#### [Records provided]
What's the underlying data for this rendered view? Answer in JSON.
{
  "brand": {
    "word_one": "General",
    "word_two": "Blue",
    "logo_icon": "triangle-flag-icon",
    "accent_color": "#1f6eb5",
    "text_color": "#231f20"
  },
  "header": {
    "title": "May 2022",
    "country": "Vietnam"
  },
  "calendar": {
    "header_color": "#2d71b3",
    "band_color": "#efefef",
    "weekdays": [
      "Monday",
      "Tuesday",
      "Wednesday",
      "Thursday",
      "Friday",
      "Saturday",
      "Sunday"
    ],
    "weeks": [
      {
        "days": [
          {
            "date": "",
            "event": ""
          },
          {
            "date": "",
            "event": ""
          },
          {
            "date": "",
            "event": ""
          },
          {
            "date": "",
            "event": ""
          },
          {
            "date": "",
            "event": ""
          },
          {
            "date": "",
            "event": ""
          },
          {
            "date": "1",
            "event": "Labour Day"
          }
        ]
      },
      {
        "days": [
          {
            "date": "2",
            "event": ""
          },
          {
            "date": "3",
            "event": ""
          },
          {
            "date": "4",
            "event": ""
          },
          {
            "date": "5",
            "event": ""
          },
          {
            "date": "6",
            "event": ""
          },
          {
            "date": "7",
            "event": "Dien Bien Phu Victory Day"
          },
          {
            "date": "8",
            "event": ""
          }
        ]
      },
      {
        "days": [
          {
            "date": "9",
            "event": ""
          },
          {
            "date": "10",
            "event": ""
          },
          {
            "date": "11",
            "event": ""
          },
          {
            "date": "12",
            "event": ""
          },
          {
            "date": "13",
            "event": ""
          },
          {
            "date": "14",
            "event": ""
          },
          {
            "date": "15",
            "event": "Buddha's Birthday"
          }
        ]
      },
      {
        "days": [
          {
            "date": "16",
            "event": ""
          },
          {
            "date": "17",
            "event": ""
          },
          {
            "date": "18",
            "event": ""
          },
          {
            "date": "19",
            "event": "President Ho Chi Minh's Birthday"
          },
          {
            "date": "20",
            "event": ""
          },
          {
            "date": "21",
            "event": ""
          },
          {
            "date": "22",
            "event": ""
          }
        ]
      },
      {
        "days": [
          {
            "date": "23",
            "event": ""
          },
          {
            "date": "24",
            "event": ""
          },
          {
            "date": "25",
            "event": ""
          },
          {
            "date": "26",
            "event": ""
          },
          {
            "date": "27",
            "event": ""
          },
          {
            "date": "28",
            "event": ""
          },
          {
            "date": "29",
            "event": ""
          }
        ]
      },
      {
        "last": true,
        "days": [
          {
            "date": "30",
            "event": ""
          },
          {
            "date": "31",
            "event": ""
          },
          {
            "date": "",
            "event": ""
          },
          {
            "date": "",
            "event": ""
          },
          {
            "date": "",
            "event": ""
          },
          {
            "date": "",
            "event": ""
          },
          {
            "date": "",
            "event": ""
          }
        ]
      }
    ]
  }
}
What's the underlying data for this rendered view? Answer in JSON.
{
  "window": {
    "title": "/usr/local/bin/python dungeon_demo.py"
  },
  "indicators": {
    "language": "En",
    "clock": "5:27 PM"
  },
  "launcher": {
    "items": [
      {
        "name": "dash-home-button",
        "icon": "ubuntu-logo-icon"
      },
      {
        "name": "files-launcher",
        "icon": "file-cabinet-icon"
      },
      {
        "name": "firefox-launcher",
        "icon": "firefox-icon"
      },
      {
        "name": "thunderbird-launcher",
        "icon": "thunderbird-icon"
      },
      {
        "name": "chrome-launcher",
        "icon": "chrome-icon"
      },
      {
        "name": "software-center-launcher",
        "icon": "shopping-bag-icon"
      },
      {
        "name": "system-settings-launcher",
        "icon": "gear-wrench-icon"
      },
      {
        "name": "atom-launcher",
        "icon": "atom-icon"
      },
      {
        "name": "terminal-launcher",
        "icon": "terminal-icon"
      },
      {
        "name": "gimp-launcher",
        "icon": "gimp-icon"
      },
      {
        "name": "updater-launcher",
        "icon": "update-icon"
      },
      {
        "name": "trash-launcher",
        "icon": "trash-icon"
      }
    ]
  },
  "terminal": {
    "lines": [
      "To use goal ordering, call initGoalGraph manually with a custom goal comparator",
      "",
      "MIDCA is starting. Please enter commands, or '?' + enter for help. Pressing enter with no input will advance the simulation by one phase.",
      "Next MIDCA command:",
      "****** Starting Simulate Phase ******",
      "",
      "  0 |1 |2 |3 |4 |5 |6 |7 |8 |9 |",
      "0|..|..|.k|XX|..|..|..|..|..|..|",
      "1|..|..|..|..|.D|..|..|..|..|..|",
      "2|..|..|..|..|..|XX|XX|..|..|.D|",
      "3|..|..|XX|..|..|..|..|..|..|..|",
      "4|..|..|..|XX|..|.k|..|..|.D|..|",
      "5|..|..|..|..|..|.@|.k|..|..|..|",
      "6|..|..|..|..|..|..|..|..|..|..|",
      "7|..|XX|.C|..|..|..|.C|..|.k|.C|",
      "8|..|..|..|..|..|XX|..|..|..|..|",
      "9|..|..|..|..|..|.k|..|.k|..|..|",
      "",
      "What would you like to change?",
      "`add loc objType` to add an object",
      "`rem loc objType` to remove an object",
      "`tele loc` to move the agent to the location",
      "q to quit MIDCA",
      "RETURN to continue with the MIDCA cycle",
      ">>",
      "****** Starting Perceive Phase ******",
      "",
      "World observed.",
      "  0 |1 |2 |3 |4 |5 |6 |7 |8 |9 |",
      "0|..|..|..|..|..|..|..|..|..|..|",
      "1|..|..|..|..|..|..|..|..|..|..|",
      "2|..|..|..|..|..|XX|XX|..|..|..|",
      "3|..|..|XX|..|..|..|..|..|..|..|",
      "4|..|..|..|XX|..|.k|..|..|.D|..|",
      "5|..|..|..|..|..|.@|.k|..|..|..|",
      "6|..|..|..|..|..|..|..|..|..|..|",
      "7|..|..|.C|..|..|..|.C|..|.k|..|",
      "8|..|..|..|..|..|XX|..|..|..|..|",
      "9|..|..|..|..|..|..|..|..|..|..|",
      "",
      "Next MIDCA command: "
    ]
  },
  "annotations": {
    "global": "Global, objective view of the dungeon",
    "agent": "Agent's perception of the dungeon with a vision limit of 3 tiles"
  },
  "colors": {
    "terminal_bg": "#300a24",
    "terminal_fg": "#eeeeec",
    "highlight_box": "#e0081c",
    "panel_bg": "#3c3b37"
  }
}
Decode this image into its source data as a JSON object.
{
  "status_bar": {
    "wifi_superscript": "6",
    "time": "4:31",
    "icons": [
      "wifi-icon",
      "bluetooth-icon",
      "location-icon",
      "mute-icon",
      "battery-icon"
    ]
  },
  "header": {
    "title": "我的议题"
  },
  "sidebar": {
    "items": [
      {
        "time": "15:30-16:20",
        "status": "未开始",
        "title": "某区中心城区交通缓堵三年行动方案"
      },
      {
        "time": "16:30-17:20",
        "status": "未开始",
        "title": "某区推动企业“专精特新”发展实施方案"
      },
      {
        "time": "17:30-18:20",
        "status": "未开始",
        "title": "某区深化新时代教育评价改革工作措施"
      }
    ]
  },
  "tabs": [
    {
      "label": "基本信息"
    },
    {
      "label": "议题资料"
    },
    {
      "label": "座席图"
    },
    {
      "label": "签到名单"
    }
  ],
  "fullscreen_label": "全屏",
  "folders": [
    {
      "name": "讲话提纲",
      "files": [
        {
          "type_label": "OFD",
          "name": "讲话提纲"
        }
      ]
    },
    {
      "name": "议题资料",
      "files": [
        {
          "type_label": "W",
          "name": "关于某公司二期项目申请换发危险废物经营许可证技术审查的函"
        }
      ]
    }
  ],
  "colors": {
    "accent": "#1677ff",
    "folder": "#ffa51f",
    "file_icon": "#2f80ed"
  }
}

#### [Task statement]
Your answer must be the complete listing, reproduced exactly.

#### [Output for this exercise]
What's the underlying data for this rendered view? Answer in JSON.
{
  "brand": {
    "word_one": "General",
    "word_two": "Blue",
    "logo_icon": "triangle-flag-icon",
    "accent_color": "#1f6eb5",
    "text_color": "#231f20"
  },
  "header": {
    "title": "May 2022",
    "country": "Vietnam"
  },
  "calendar": {
    "header_color": "#2d71b3",
    "band_color": "#efefef",
    "weekdays": [
      "Monday",
      "Tuesday",
      "Wednesday",
      "Thursday",
      "Friday",
      "Saturday",
      "Sunday"
    ],
    "weeks": [
      {
        "days": [
          {
            "date": "",
            "event": ""
          },
          {
            "date": "",
            "event": ""
          },
          {
            "date": "",
            "event": ""
          },
          {
            "date": "",
            "event": ""
          },
          {
            "date": "",
            "event": ""
          },
          {
            "date": "",
            "event": ""
          },
          {
            "date": "1",
            "event": "Labour Day"
          }
        ]
      },
      {
        "days": [
          {
            "date": "2",
            "event": ""
          },
          {
            "date": "3",
            "event": ""
          },
          {
            "date": "4",
            "event": ""
          },
          {
            "date": "5",
            "event": ""
          },
          {
            "date": "6",
            "event": ""
          },
          {
            "date": "7",
            "event": "Dien Bien Phu Victory Day"
          },
          {
            "date": "8",
            "event": ""
          }
        ]
      },
      {
        "days": [
          {
            "date": "9",
            "event": ""
          },
          {
            "date": "10",
            "event": ""
          },
          {
            "date": "11",
            "event": ""
          },
          {
            "date": "12",
            "event": ""
          },
          {
            "date": "13",
            "event": ""
          },
          {
            "date": "14",
            "event": ""
          },
          {
            "date": "15",
            "event": "Buddha's Birthday"
          }
        ]
      },
      {
        "days": [
          {
            "date": "16",
            "event": ""
          },
          {
            "date": "17",
            "event": ""
          },
          {
            "date": "18",
            "event": ""
          },
          {
            "date": "19",
            "event": "President Ho Chi Minh's Birthday"
          },
          {
            "date": "20",
            "event": ""
          },
          {
            "date": "21",
            "event": ""
          },
          {
            "date": "22",
            "event": ""
          }
        ]
      },
      {
        "days": [
          {
            "date": "23",
            "event": ""
          },
          {
            "date": "24",
            "event": ""
          },
          {
            "date": "25",
            "event": ""
          },
          {
            "date": "26",
            "event": ""
          },
          {
            "date": "27",
            "event": ""
          },
          {
            "date": "28",
            "event": ""
          },
          {
            "date": "29",
            "event": ""
          }
        ]
      },
      {
        "last": true,
        "days": [
          {
            "date": "30",
            "event": ""
          },
          {
            "date": "31",
            "event": ""
          },
          {
            "date": "",
            "event": ""
          },
          {
            "date": "",
            "event": ""
          },
          {
            "date": "",
            "event": ""
          },
          {
            "date": "",
            "event": ""
          },
          {
            "date": "",
            "event": ""
          }
        ]
      }
    ]
  }
}
What's the underlying data for this rendered view? Answer in JSON.
{
  "window": {
    "title": "/usr/local/bin/python dungeon_demo.py"
  },
  "indicators": {
    "language": "En",
    "clock": "5:27 PM"
  },
  "launcher": {
    "items": [
      {
        "name": "dash-home-button",
        "icon": "ubuntu-logo-icon"
      },
      {
        "name": "files-launcher",
        "icon": "file-cabinet-icon"
      },
      {
        "name": "firefox-launcher",
        "icon": "firefox-icon"
      },
      {
        "name": "thunderbird-launcher",
        "icon": "thunderbird-icon"
      },
      {
        "name": "chrome-launcher",
        "icon": "chrome-icon"
      },
      {
        "name": "software-center-launcher",
        "icon": "shopping-bag-icon"
      },
      {
        "name": "system-settings-launcher",
        "icon": "gear-wrench-icon"
      },
      {
        "name": "atom-launcher",
        "icon": "atom-icon"
      },
      {
        "name": "terminal-launcher",
        "icon": "terminal-icon"
      },
      {
        "name": "gimp-launcher",
        "icon": "gimp-icon"
      },
      {
        "name": "updater-launcher",
        "icon": "update-icon"
      },
      {
        "name": "trash-launcher",
        "icon": "trash-icon"
      }
    ]
  },
  "terminal": {
    "lines": [
      "To use goal ordering, call initGoalGraph manually with a custom goal comparator",
      "",
      "MIDCA is starting. Please enter commands, or '?' + enter for help. Pressing enter with no input will advance the simulation by one phase.",
      "Next MIDCA command:",
      "****** Starting Simulate Phase ******",
      "",
      "  0 |1 |2 |3 |4 |5 |6 |7 |8 |9 |",
      "0|..|..|.k|XX|..|..|..|..|..|..|",
      "1|..|..|..|..|.D|..|..|..|..|..|",
      "2|..|..|..|..|..|XX|XX|..|..|.D|",
      "3|..|..|XX|..|..|..|..|..|..|..|",
      "4|..|..|..|XX|..|.k|..|..|.D|..|",
      "5|..|..|..|..|..|.@|.k|..|..|..|",
      "6|..|..|..|..|..|..|..|..|..|..|",
      "7|..|XX|.C|..|..|..|.C|..|.k|.C|",
      "8|..|..|..|..|..|XX|..|..|..|..|",
      "9|..|..|..|..|..|.k|..|.k|..|..|",
      "",
      "What would you like to change?",
      "`add loc objType` to add an object",
      "`rem loc objType` to remove an object",
      "`tele loc` to move the agent to the location",
      "q to quit MIDCA",
      "RETURN to continue with the MIDCA cycle",
      ">>",
      "****** Starting Perceive Phase ******",
      "",
      "World observed.",
      "  0 |1 |2 |3 |4 |5 |6 |7 |8 |9 |",
      "0|..|..|..|..|..|..|..|..|..|..|",
      "1|..|..|..|..|..|..|..|..|..|..|",
      "2|..|..|..|..|..|XX|XX|..|..|..|",
      "3|..|..|XX|..|..|..|..|..|..|..|",
      "4|..|..|..|XX|..|.k|..|..|.D|..|",
      "5|..|..|..|..|..|.@|.k|..|..|..|",
      "6|..|..|..|..|..|..|..|..|..|..|",
      "7|..|..|.C|..|..|..|.C|..|.k|..|",
      "8|..|..|..|..|..|XX|..|..|..|..|",
      "9|..|..|..|..|..|..|..|..|..|..|",
      "",
      "Next MIDCA command: "
    ]
  },
  "annotations": {
    "global": "Global, objective view of the dungeon",
    "agent": "Agent's perception of the dungeon with a vision limit of 3 tiles"
  },
  "colors": {
    "terminal_bg": "#300a24",
    "terminal_fg": "#eeeeec",
    "highlight_box": "#e0081c",
    "panel_bg": "#3c3b37"
  }
}
Decode this image into its source data as a JSON object.
{
  "status_bar": {
    "wifi_superscript": "6",
    "time": "4:31",
    "icons": [
      "wifi-icon",
      "bluetooth-icon",
      "location-icon",
      "mute-icon",
      "battery-icon"
    ]
  },
  "header": {
    "title": "我的议题"
  },
  "sidebar": {
    "items": [
      {
        "time": "15:30-16:20",
        "status": "未开始",
        "title": "某区中心城区交通缓堵三年行动方案"
      },
      {
        "time": "16:30-17:20",
        "status": "未开始",
        "title": "某区推动企业“专精特新”发展实施方案"
      },
      {
        "time": "17:30-18:20",
        "status": "未开始",
        "title": "某区深化新时代教育评价改革工作措施"
      }
    ]
  },
  "tabs": [
    {
      "label": "基本信息"
    },
    {
      "label": "议题资料"
    },
    {
      "label": "座席图"
    },
    {
      "label": "签到名单"
    }
  ],
  "fullscreen_label": "全屏",
  "folders": [
    {
      "name": "讲话提纲",
      "files": [
        {
          "type_label": "OFD",
          "name": "讲话提纲"
        }
      ]
    },
    {
      "name": "议题资料",
      "files": [
        {
          "type_label": "W",
          "name": "关于某公司二期项目申请换发危险废物经营许可证技术审查的函"
        }
      ]
    }
  ],
  "colors": {
    "accent": "#1677ff",
    "folder": "#ffa51f",
    "file_icon": "#2f80ed"
  }
}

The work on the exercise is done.